Uncork New York was extremely well attended at City Winery yesterday afternoon.

By Lenn Thompson, Editor-in-Chief

Yesterday afternoon, with the help of my parents (who were imported from Pittsburgh for the weekend for childcare purposes) Nena and I were able to get into Manhattan to attend Uncork New York: Sip, Savor and Shop at City Winery downtown.

We had a great time and the organizers have a lot to be proud of. The two-tiered room was packed — packed to the point that it wasn't easy to move around at times — and the organizers should be congratulated for putting on a great event.

Having arrived a little over an hour into the event and wanting to get back to our house before Jackson went to bed, we made our rounds, saying hello to the people there that we knew, and then focused our tasting time on wineries I'm not as familiar with — mostly the Hudson Valley folks — and wineries I haven't tasted before.

I also had the pleasure of meeting several people (many that I've known virtually for some time) for the first time, including Howard Goldberg, who covers Long Island for the New York Times.

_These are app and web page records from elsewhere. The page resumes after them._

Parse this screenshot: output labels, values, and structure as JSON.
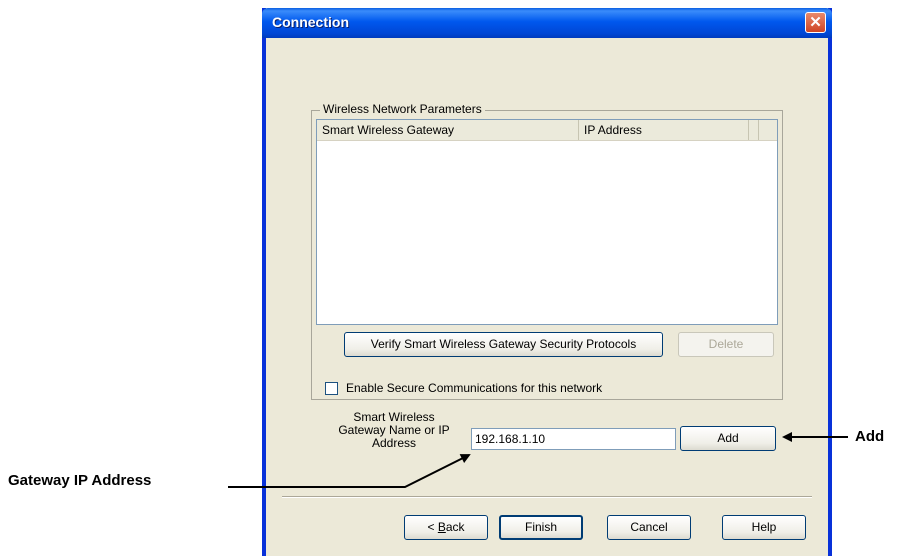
{
  "dialog": {
    "title": "Connection",
    "close_icon": "close-icon"
  },
  "group": {
    "legend": "Wireless Network Parameters",
    "columns": [
      "Smart Wireless Gateway",
      "IP Address"
    ],
    "rows": []
  },
  "buttons": {
    "verify": "Verify Smart Wireless Gateway Security Protocols",
    "delete": "Delete",
    "add": "Add",
    "back_prefix": "< ",
    "back_mnemonic": "B",
    "back_rest": "ack",
    "finish": "Finish",
    "cancel": "Cancel",
    "help": "Help"
  },
  "secure": {
    "label": "Enable Secure Communications for this network",
    "checked": false
  },
  "gateway_field": {
    "label_line1": "Smart Wireless",
    "label_line2": "Gateway Name or IP",
    "label_line3": "Address",
    "value": "192.168.1.10"
  },
  "annotations": {
    "add": "Add",
    "gateway_ip": "Gateway IP Address"
  }
}
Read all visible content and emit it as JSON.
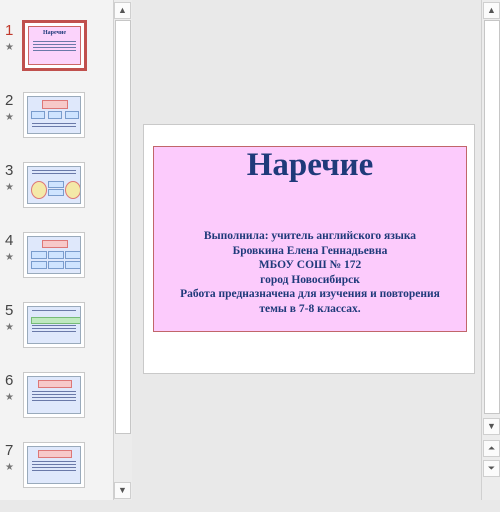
{
  "thumbnails": [
    {
      "number": "1",
      "active": true
    },
    {
      "number": "2",
      "active": false
    },
    {
      "number": "3",
      "active": false
    },
    {
      "number": "4",
      "active": false
    },
    {
      "number": "5",
      "active": false
    },
    {
      "number": "6",
      "active": false
    },
    {
      "number": "7",
      "active": false
    }
  ],
  "star_glyph": "★",
  "slide": {
    "title": "Наречие",
    "lines": [
      "Выполнила: учитель  английского  языка",
      "Бровкина  Елена  Геннадьевна",
      "МБОУ  СОШ № 172",
      "город  Новосибирск",
      "Работа  предназначена  для  изучения  и  повторения",
      "темы  в  7-8 классах."
    ]
  },
  "colors": {
    "slide_panel": "#fccbfc",
    "slide_text": "#1f3a7a",
    "active_thumbnail_border": "#c0504d"
  }
}
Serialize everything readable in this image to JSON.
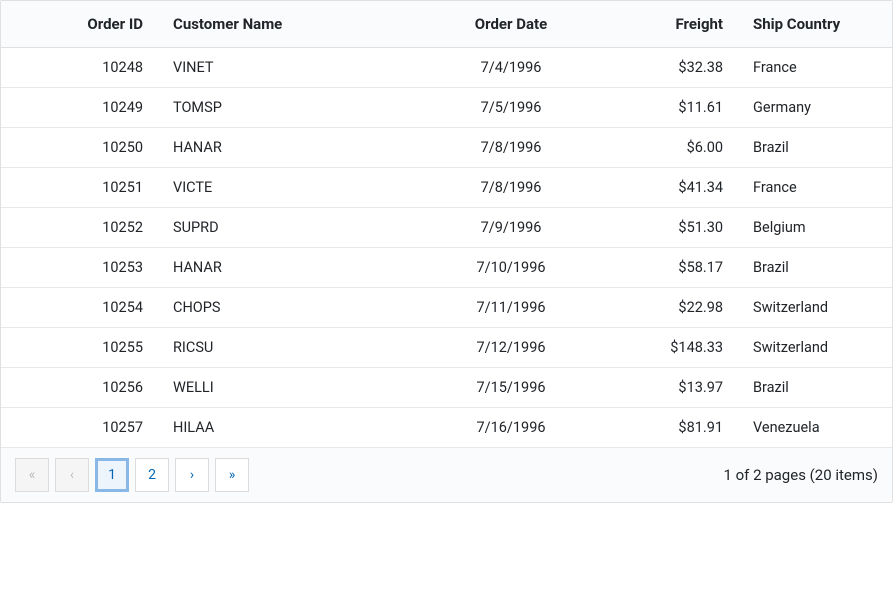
{
  "columns": {
    "order_id": "Order ID",
    "customer_name": "Customer Name",
    "order_date": "Order Date",
    "freight": "Freight",
    "ship_country": "Ship Country"
  },
  "rows": [
    {
      "order_id": "10248",
      "customer_name": "VINET",
      "order_date": "7/4/1996",
      "freight": "$32.38",
      "ship_country": "France"
    },
    {
      "order_id": "10249",
      "customer_name": "TOMSP",
      "order_date": "7/5/1996",
      "freight": "$11.61",
      "ship_country": "Germany"
    },
    {
      "order_id": "10250",
      "customer_name": "HANAR",
      "order_date": "7/8/1996",
      "freight": "$6.00",
      "ship_country": "Brazil"
    },
    {
      "order_id": "10251",
      "customer_name": "VICTE",
      "order_date": "7/8/1996",
      "freight": "$41.34",
      "ship_country": "France"
    },
    {
      "order_id": "10252",
      "customer_name": "SUPRD",
      "order_date": "7/9/1996",
      "freight": "$51.30",
      "ship_country": "Belgium"
    },
    {
      "order_id": "10253",
      "customer_name": "HANAR",
      "order_date": "7/10/1996",
      "freight": "$58.17",
      "ship_country": "Brazil"
    },
    {
      "order_id": "10254",
      "customer_name": "CHOPS",
      "order_date": "7/11/1996",
      "freight": "$22.98",
      "ship_country": "Switzerland"
    },
    {
      "order_id": "10255",
      "customer_name": "RICSU",
      "order_date": "7/12/1996",
      "freight": "$148.33",
      "ship_country": "Switzerland"
    },
    {
      "order_id": "10256",
      "customer_name": "WELLI",
      "order_date": "7/15/1996",
      "freight": "$13.97",
      "ship_country": "Brazil"
    },
    {
      "order_id": "10257",
      "customer_name": "HILAA",
      "order_date": "7/16/1996",
      "freight": "$81.91",
      "ship_country": "Venezuela"
    }
  ],
  "pager": {
    "first_glyph": "«",
    "prev_glyph": "‹",
    "next_glyph": "›",
    "last_glyph": "»",
    "pages": [
      "1",
      "2"
    ],
    "current_page_index": 0,
    "info": "1 of 2 pages (20 items)"
  }
}
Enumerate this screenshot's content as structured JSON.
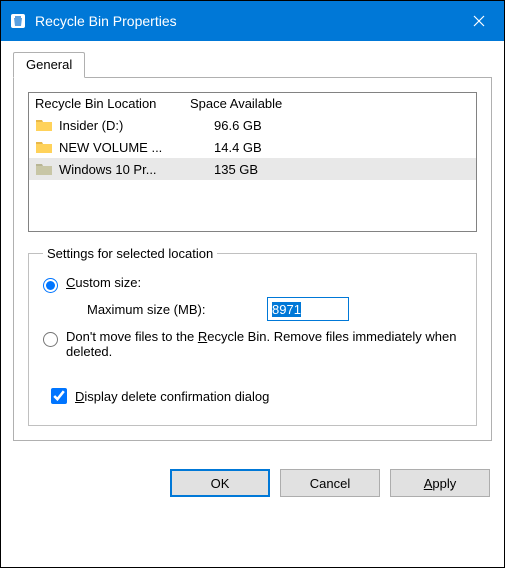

Howard, along with just about everyone else, was more interested in where Jackson was that actually meeting me. The kid is a star, clearly.

Of the wines I tasted — and we actually didn't taste that many — a few of my favorites included:

  • Macari Vineyards 2009 Early Wine (Chardonnay)
  • Shaw Vineyard 2005 Cabernet Sauvignon
  • Benmarl Winery 2008 Cabernet Franc
  • Hudson-Chatham Winery 2008 Baco Noir
  • Paperbirch Bannerman's Castle Amber Cream

I didn't get to taste every wine and see everyone that I wanted to, but that's how these sorts of events go sometimes.

Out of order bathrooms aside, the event went off without a hitch. The only suggestions that I'd offer to the organizers and participating wineries are these:

First, do this event regularly — every six months or so, rotating the producers a bit. My understanding is that a mass email went out inviting wineries to participate and it was a first-come, first-served sort of thing. Getting different wineries to attend the next time would be great. Clearly there is more than enough interest to support events like this one.

Second, it might be smart to cut the number of wineries by 5 or so. I think there were 35 wineries pouring and it was just a bit too crowded. At 30, I think it would have been easier to navigate.

Third, make it more obvious that the wines are for sale and easier for people to buy. I did see people buying wine, but not that much, and I can understand why: If you buy something at the first table, you're stuck carrying it around the rest of the night until you leave. There's got to be a system that can be set up where purchased wines are consolidated by the door for people.

Lastly, I'd like to see more winemakers and/or winery owners pouring at these events, it can only enhance the overall experience for attendees. Too many second- or third-string teams can dilute the message and the overall enjoyment for the people tasting.